• [Records provided]
--- START ---
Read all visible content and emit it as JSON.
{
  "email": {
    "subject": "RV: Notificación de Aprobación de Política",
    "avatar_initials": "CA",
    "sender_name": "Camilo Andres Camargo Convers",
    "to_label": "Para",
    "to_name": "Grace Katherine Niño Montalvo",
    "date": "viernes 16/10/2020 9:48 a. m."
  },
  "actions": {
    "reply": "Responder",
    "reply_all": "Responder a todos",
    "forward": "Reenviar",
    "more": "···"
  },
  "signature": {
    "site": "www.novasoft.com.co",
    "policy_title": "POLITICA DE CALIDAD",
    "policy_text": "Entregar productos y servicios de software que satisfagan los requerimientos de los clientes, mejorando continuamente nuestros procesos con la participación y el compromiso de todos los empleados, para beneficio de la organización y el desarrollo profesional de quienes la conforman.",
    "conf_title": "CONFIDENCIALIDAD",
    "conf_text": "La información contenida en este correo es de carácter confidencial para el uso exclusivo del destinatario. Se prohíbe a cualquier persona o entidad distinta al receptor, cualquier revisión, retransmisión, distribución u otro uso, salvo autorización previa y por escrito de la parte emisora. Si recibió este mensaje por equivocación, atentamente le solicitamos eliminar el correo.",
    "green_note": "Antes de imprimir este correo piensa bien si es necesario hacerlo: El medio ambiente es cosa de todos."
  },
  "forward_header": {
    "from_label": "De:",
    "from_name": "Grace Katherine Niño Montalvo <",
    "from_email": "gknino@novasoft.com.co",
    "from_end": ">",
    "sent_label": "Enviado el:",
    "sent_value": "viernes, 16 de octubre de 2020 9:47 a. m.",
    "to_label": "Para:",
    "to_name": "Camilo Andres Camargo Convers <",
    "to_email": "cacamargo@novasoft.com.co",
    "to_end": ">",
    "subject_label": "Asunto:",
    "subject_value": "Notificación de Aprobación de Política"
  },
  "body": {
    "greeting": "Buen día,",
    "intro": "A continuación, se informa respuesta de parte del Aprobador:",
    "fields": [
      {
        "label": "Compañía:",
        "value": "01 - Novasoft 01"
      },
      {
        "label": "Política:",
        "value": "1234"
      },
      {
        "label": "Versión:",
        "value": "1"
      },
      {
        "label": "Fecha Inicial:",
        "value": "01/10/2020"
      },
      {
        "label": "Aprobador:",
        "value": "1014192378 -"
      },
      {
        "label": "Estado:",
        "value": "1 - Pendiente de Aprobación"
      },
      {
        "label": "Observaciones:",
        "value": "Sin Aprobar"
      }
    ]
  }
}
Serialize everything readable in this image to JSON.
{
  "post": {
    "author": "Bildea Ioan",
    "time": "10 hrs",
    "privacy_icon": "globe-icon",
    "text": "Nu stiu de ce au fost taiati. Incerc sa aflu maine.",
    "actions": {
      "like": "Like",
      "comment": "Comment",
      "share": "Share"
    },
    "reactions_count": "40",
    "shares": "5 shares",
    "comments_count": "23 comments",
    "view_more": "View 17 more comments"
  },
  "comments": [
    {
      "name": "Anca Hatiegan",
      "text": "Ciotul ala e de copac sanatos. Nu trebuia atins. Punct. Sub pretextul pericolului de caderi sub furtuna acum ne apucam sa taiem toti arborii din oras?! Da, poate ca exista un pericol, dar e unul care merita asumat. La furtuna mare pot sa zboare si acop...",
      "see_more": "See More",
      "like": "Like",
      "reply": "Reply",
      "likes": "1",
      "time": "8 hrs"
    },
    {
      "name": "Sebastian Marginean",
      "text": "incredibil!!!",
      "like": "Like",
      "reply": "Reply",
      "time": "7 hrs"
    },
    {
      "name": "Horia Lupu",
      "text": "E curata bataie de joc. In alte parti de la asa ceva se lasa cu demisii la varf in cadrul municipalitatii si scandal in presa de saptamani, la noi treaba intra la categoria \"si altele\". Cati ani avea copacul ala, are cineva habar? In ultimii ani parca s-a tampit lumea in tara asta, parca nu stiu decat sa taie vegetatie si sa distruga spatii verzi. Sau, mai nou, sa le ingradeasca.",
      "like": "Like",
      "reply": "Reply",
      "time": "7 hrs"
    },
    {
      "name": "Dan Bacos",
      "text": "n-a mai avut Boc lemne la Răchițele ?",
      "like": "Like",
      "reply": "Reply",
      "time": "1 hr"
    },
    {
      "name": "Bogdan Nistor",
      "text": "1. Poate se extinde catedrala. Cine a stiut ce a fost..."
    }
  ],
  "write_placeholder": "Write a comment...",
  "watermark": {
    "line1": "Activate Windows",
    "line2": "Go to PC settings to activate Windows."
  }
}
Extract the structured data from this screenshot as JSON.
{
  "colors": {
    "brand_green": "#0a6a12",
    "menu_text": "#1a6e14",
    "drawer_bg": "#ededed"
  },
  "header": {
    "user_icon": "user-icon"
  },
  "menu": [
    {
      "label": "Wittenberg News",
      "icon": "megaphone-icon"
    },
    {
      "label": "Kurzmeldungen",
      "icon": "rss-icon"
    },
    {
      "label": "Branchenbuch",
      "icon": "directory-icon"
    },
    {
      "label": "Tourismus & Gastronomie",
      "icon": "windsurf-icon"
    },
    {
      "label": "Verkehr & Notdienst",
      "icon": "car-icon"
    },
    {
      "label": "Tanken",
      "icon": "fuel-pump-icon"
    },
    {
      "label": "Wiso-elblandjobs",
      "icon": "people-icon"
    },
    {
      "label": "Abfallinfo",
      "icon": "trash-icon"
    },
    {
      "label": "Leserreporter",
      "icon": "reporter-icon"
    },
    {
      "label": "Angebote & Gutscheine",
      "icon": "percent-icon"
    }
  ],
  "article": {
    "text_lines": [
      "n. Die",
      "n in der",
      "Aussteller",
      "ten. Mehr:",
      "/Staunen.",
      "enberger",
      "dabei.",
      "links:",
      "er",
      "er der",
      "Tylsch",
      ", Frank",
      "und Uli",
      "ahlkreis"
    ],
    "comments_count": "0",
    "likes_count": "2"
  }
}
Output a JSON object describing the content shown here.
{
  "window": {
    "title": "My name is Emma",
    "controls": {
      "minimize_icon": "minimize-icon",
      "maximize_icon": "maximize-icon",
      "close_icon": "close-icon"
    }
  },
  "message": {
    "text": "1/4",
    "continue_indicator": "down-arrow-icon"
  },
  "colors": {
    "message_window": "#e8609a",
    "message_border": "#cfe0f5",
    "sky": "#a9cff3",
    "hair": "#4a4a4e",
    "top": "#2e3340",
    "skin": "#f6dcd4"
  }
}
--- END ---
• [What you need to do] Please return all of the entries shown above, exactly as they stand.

• [Response below]
Read all visible content and emit it as JSON.
{
  "email": {
    "subject": "RV: Notificación de Aprobación de Política",
    "avatar_initials": "CA",
    "sender_name": "Camilo Andres Camargo Convers",
    "to_label": "Para",
    "to_name": "Grace Katherine Niño Montalvo",
    "date": "viernes 16/10/2020 9:48 a. m."
  },
  "actions": {
    "reply": "Responder",
    "reply_all": "Responder a todos",
    "forward": "Reenviar",
    "more": "···"
  },
  "signature": {
    "site": "www.novasoft.com.co",
    "policy_title": "POLITICA DE CALIDAD",
    "policy_text": "Entregar productos y servicios de software que satisfagan los requerimientos de los clientes, mejorando continuamente nuestros procesos con la participación y el compromiso de todos los empleados, para beneficio de la organización y el desarrollo profesional de quienes la conforman.",
    "conf_title": "CONFIDENCIALIDAD",
    "conf_text": "La información contenida en este correo es de carácter confidencial para el uso exclusivo del destinatario. Se prohíbe a cualquier persona o entidad distinta al receptor, cualquier revisión, retransmisión, distribución u otro uso, salvo autorización previa y por escrito de la parte emisora. Si recibió este mensaje por equivocación, atentamente le solicitamos eliminar el correo.",
    "green_note": "Antes de imprimir este correo piensa bien si es necesario hacerlo: El medio ambiente es cosa de todos."
  },
  "forward_header": {
    "from_label": "De:",
    "from_name": "Grace Katherine Niño Montalvo <",
    "from_email": "gknino@novasoft.com.co",
    "from_end": ">",
    "sent_label": "Enviado el:",
    "sent_value": "viernes, 16 de octubre de 2020 9:47 a. m.",
    "to_label": "Para:",
    "to_name": "Camilo Andres Camargo Convers <",
    "to_email": "cacamargo@novasoft.com.co",
    "to_end": ">",
    "subject_label": "Asunto:",
    "subject_value": "Notificación de Aprobación de Política"
  },
  "body": {
    "greeting": "Buen día,",
    "intro": "A continuación, se informa respuesta de parte del Aprobador:",
    "fields": [
      {
        "label": "Compañía:",
        "value": "01 - Novasoft 01"
      },
      {
        "label": "Política:",
        "value": "1234"
      },
      {
        "label": "Versión:",
        "value": "1"
      },
      {
        "label": "Fecha Inicial:",
        "value": "01/10/2020"
      },
      {
        "label": "Aprobador:",
        "value": "1014192378 -"
      },
      {
        "label": "Estado:",
        "value": "1 - Pendiente de Aprobación"
      },
      {
        "label": "Observaciones:",
        "value": "Sin Aprobar"
      }
    ]
  }
}
Serialize everything readable in this image to JSON.
{
  "post": {
    "author": "Bildea Ioan",
    "time": "10 hrs",
    "privacy_icon": "globe-icon",
    "text": "Nu stiu de ce au fost taiati. Incerc sa aflu maine.",
    "actions": {
      "like": "Like",
      "comment": "Comment",
      "share": "Share"
    },
    "reactions_count": "40",
    "shares": "5 shares",
    "comments_count": "23 comments",
    "view_more": "View 17 more comments"
  },
  "comments": [
    {
      "name": "Anca Hatiegan",
      "text": "Ciotul ala e de copac sanatos. Nu trebuia atins. Punct. Sub pretextul pericolului de caderi sub furtuna acum ne apucam sa taiem toti arborii din oras?! Da, poate ca exista un pericol, dar e unul care merita asumat. La furtuna mare pot sa zboare si acop...",
      "see_more": "See More",
      "like": "Like",
      "reply": "Reply",
      "likes": "1",
      "time": "8 hrs"
    },
    {
      "name": "Sebastian Marginean",
      "text": "incredibil!!!",
      "like": "Like",
      "reply": "Reply",
      "time": "7 hrs"
    },
    {
      "name": "Horia Lupu",
      "text": "E curata bataie de joc. In alte parti de la asa ceva se lasa cu demisii la varf in cadrul municipalitatii si scandal in presa de saptamani, la noi treaba intra la categoria \"si altele\". Cati ani avea copacul ala, are cineva habar? In ultimii ani parca s-a tampit lumea in tara asta, parca nu stiu decat sa taie vegetatie si sa distruga spatii verzi. Sau, mai nou, sa le ingradeasca.",
      "like": "Like",
      "reply": "Reply",
      "time": "7 hrs"
    },
    {
      "name": "Dan Bacos",
      "text": "n-a mai avut Boc lemne la Răchițele ?",
      "like": "Like",
      "reply": "Reply",
      "time": "1 hr"
    },
    {
      "name": "Bogdan Nistor",
      "text": "1. Poate se extinde catedrala. Cine a stiut ce a fost..."
    }
  ],
  "write_placeholder": "Write a comment...",
  "watermark": {
    "line1": "Activate Windows",
    "line2": "Go to PC settings to activate Windows."
  }
}
Extract the structured data from this screenshot as JSON.
{
  "colors": {
    "brand_green": "#0a6a12",
    "menu_text": "#1a6e14",
    "drawer_bg": "#ededed"
  },
  "header": {
    "user_icon": "user-icon"
  },
  "menu": [
    {
      "label": "Wittenberg News",
      "icon": "megaphone-icon"
    },
    {
      "label": "Kurzmeldungen",
      "icon": "rss-icon"
    },
    {
      "label": "Branchenbuch",
      "icon": "directory-icon"
    },
    {
      "label": "Tourismus & Gastronomie",
      "icon": "windsurf-icon"
    },
    {
      "label": "Verkehr & Notdienst",
      "icon": "car-icon"
    },
    {
      "label": "Tanken",
      "icon": "fuel-pump-icon"
    },
    {
      "label": "Wiso-elblandjobs",
      "icon": "people-icon"
    },
    {
      "label": "Abfallinfo",
      "icon": "trash-icon"
    },
    {
      "label": "Leserreporter",
      "icon": "reporter-icon"
    },
    {
      "label": "Angebote & Gutscheine",
      "icon": "percent-icon"
    }
  ],
  "article": {
    "text_lines": [
      "n. Die",
      "n in der",
      "Aussteller",
      "ten. Mehr:",
      "/Staunen.",
      "enberger",
      "dabei.",
      "links:",
      "er",
      "er der",
      "Tylsch",
      ", Frank",
      "und Uli",
      "ahlkreis"
    ],
    "comments_count": "0",
    "likes_count": "2"
  }
}
Output a JSON object describing the content shown here.
{
  "window": {
    "title": "My name is Emma",
    "controls": {
      "minimize_icon": "minimize-icon",
      "maximize_icon": "maximize-icon",
      "close_icon": "close-icon"
    }
  },
  "message": {
    "text": "1/4",
    "continue_indicator": "down-arrow-icon"
  },
  "colors": {
    "message_window": "#e8609a",
    "message_border": "#cfe0f5",
    "sky": "#a9cff3",
    "hair": "#4a4a4e",
    "top": "#2e3340",
    "skin": "#f6dcd4"
  }
}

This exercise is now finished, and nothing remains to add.